She also has a moody, asthmatic son (Tristan Lake Leabu) whose existence puts a period at the end of a relationship, which Superman and Lois would rather treat as an ellipse. The tension between Lois, Richard and Clark/Superman forms the film's bittersweet core; she loves him but just can't be with him. Superman and Lois' nighttime slow dance in the skies of Metropolis is richer than the similar scene in 1978's Superman because of its acknowledgment of unrealized dreams. In scene after scene, implicitly asks what it might feel like to be Superman and to live in a world that has the Man of Steel in it. Routh articulates the first part of that equation with sweet precision. Though he lacks Reeve's sunbeam warmth, he compensates with a soft-spoken, Boy Scout melancholy that's unique among superhero performances.
Singer backs Routh by deftly illustrating Superman's casual mastery of his own powers. When a frazzled Lois leaves the Daily Planet newsroom and takes an elevator to the roof to smoke a cigarette, Clark's X-ray vision allows him to peer through walls and elevator doors and observe every step in her short journey. Then he joins her on the roof as Superman, slyly announcing his presence by blowing out her flame from afar.
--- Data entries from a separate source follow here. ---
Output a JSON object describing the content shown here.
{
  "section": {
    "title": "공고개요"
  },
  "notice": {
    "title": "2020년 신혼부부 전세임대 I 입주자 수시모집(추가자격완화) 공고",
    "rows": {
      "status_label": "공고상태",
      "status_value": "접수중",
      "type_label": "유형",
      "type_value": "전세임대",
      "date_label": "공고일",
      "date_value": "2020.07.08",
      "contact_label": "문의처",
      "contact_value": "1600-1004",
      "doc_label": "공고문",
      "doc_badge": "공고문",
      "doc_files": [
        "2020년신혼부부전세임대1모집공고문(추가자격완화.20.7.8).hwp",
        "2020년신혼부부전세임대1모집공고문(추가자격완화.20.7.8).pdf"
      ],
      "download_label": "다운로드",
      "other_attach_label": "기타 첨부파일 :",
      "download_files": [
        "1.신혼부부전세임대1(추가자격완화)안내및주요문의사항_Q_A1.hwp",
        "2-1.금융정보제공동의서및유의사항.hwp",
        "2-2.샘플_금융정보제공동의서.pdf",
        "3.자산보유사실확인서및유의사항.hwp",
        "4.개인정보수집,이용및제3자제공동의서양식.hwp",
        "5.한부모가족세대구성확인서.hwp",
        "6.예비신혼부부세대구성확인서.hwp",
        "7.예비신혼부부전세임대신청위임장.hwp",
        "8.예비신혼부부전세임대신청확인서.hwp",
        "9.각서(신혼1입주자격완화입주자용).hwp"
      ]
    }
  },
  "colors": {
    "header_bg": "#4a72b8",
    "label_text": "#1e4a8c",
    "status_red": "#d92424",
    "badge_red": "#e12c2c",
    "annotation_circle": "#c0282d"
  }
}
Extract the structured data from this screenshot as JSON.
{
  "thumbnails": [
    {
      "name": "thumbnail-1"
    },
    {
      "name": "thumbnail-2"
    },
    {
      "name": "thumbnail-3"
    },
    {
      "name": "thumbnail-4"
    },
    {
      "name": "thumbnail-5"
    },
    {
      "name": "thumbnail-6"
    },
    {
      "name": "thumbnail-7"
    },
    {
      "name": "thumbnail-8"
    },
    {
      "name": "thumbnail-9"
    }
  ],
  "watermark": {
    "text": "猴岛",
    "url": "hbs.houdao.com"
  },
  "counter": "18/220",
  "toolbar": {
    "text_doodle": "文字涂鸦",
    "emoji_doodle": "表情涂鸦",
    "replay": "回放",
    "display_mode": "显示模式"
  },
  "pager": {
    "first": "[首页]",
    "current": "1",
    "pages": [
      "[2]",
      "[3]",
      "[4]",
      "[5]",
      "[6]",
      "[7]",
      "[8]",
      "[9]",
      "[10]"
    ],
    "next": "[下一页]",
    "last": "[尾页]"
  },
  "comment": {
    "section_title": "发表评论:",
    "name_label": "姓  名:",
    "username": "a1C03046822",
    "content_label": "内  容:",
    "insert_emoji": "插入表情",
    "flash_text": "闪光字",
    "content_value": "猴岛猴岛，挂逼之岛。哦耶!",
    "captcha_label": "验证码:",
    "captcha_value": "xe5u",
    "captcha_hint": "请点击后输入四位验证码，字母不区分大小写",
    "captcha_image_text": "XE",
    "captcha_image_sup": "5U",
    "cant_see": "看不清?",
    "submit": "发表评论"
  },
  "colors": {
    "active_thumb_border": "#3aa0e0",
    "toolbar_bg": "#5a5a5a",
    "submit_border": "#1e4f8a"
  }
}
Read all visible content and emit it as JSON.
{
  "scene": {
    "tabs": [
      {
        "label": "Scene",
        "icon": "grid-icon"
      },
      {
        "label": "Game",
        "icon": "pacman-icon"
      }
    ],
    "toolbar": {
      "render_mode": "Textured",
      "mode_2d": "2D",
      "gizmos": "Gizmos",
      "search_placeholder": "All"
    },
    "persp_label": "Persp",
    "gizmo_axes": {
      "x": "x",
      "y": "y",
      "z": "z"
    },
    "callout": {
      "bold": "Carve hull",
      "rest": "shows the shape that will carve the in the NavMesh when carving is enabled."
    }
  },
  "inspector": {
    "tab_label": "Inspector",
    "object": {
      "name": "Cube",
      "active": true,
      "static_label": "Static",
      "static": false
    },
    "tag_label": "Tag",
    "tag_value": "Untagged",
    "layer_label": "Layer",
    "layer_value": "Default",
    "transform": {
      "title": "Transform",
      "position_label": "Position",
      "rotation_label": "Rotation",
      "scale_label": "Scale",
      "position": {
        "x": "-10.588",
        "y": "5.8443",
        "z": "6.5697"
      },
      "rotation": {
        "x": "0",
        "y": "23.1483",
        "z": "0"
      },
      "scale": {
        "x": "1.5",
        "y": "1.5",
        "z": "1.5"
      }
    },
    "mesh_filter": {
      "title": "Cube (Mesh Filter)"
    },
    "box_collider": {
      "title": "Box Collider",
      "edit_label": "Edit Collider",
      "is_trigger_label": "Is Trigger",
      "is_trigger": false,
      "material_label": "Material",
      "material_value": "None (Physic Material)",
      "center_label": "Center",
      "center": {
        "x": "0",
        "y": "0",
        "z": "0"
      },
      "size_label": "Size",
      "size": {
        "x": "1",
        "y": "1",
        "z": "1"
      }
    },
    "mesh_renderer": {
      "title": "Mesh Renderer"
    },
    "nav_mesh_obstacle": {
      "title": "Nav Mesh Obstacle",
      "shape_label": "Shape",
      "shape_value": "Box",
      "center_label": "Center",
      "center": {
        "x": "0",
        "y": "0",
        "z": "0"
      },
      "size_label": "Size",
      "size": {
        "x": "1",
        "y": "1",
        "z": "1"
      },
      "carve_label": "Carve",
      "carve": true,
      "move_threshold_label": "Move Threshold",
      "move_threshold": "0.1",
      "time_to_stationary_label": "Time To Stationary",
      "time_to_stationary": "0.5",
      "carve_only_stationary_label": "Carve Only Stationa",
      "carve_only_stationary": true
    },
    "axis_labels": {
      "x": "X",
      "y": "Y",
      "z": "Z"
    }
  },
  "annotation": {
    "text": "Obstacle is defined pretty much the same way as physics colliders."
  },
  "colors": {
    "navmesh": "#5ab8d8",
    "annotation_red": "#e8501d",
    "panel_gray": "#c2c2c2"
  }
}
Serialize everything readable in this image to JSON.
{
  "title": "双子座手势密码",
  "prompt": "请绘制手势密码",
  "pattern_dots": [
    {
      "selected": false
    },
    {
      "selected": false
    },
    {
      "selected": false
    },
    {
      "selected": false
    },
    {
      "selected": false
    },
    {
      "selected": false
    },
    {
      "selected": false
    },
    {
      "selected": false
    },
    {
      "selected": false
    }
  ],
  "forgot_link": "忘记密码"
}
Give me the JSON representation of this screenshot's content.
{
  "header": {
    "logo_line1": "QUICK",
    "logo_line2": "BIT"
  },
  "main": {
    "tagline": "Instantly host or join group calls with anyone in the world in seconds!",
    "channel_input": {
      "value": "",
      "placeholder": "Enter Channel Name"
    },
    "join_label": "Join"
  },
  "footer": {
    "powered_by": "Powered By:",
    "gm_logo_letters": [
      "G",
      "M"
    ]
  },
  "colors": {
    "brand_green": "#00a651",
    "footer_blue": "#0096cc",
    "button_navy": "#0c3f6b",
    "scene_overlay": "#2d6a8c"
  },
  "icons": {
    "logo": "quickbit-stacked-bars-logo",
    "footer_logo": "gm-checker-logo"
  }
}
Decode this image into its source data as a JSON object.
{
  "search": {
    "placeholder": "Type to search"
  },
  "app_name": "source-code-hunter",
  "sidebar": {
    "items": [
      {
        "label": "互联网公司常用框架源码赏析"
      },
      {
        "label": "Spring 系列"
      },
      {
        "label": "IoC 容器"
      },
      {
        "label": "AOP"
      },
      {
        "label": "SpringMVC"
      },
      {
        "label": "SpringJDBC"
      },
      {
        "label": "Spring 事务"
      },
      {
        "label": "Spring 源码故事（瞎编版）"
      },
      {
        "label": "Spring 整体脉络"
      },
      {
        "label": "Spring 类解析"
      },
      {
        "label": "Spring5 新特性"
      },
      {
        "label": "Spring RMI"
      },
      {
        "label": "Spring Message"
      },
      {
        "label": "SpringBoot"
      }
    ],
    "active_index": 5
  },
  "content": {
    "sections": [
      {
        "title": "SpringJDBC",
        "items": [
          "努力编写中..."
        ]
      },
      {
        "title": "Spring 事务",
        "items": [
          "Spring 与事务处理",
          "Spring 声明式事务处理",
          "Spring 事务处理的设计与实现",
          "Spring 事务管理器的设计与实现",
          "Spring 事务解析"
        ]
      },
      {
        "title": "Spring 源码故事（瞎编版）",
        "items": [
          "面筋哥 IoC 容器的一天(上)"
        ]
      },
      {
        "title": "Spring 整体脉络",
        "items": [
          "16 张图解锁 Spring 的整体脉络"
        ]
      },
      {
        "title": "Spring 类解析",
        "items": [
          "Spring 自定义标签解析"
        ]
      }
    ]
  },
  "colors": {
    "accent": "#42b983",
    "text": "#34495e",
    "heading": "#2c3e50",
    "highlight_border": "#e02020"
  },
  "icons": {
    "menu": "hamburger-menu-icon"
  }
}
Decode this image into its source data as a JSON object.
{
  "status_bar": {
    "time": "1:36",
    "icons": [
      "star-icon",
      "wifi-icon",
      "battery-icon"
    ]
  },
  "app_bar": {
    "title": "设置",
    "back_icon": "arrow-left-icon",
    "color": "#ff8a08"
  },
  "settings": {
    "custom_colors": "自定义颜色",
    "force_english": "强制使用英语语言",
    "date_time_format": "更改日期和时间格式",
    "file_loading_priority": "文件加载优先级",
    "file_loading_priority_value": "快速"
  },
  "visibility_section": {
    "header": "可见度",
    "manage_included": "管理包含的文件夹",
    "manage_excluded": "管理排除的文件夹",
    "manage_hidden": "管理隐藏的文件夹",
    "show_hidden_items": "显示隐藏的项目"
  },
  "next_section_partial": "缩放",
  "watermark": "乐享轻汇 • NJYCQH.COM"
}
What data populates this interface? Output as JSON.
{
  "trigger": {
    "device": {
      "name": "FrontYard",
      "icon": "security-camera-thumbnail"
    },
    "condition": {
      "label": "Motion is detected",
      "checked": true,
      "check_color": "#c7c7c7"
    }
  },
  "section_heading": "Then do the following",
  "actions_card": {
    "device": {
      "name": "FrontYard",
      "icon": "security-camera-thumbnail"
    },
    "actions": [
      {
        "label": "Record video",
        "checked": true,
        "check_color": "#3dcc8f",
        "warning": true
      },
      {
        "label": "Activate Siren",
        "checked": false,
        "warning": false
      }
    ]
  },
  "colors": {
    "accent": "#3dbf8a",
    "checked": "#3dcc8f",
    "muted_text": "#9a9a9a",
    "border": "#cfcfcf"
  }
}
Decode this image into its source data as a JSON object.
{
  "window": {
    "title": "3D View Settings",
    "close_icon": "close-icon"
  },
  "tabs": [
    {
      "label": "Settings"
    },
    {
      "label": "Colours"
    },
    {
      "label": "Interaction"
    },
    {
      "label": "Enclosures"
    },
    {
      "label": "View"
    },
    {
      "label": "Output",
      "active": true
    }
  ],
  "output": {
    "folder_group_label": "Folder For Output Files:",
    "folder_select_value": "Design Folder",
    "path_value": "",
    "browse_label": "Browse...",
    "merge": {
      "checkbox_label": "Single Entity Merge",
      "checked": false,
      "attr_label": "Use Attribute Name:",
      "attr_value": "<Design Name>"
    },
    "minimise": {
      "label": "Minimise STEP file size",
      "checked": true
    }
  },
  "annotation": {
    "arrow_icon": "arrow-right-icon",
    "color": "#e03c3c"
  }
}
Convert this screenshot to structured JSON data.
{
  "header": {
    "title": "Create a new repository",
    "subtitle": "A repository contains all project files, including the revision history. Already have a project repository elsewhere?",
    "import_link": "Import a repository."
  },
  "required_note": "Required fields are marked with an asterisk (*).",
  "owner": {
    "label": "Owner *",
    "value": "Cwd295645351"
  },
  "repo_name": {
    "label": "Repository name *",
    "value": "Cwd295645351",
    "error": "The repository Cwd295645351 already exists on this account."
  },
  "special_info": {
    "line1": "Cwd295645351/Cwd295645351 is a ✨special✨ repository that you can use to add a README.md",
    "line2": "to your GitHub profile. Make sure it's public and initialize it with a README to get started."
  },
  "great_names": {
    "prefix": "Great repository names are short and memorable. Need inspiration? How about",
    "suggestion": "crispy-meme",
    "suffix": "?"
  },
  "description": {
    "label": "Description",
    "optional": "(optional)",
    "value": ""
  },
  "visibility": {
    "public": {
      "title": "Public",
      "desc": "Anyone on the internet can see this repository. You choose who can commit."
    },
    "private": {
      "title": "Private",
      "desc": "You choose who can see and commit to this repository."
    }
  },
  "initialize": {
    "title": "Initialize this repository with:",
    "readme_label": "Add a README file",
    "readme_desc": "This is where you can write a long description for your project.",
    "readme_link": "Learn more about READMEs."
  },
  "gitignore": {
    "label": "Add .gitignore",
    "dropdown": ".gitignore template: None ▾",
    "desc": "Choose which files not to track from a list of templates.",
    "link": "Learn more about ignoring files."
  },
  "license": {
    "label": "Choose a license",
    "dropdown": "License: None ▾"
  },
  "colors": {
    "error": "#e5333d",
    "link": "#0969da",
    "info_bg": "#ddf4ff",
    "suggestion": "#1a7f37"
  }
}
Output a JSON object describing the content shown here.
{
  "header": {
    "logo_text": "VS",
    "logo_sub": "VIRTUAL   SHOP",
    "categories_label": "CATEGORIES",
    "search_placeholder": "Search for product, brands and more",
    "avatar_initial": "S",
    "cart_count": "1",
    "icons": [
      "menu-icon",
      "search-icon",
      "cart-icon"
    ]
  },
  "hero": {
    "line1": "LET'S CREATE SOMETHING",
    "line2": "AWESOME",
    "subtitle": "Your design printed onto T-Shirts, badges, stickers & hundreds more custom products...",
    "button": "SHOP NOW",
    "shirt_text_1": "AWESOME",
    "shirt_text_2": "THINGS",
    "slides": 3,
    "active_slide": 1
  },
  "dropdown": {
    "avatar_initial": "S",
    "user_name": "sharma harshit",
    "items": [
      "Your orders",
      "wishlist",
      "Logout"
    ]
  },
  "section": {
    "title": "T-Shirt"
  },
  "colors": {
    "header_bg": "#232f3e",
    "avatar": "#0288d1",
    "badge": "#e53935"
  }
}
Where most comic book movies are paradoxically inclined to make their points verbally—bulldozing heaps of raw data in our faces, a la The Matrix movies, Batman Begins and Singer's own X-Men films — Superman Returns is conceived as a visionary spectacle, a series of mythic tableaus that brazenly liken Superman to Mercury, Jesus, Atlas and Prometheus. It's a sensory—at times sensuous—experience, modeled not just on great comic book art, but on the crème-de-la-crème of machine-age spectacles: 2001: A Space Odyssey and Close Encounters of the Third Kind. (Warning, that segue means possible spoilers ahead.)
A slow Kubrickian pull-out from Krypton diminishes Superman's homeworld against a boiling sun, and then obliterates it like a shotgunned chandelier. When Luthor experiments with pilfered kryptonite to produce a new crystal continent, the miniature prototype punches up through a model train diorama like the scale model of Devil's Tower in Richard Dreyfuss' rec room. The film's powerful, often intensely violent final act—in which Superman tries to thwart Luthor's plan, falls into a devastating trap, only to endure a Passion of the Christ-style beatdown and a plunge into the sea—climaxes with a biblically awesome panorama of a Texas-sized landmass ascending heavenward like the mother ship going home.
Singer never stops being amazed at the very idea that a man could fly. Yet, he treats his protagonist as an adult man who pays a price for his goodness. He is physically almost invulnerable, but he is not omnipotent: He can't be everywhere at once, and he doesn't always want to be.
The film's most haunting scene finds Superman floating above the earth, eavesdropping on layers of conversation, then becoming overwhelmed and shutting them all out. He could be a two-fisted cousin of the angels from Wings of Desire. He feels guilt over needing not to be needed, if only for an instant. He's an extraordinary ordinary man—the better angel of our nature.
A critic, journalist and filmmaker, Matt Zoller Seitz is the staff TV columnist for New York Magazine and the founder of Press Play. Ken Cancelosi is a writer and photographer living in Dallas, Texas.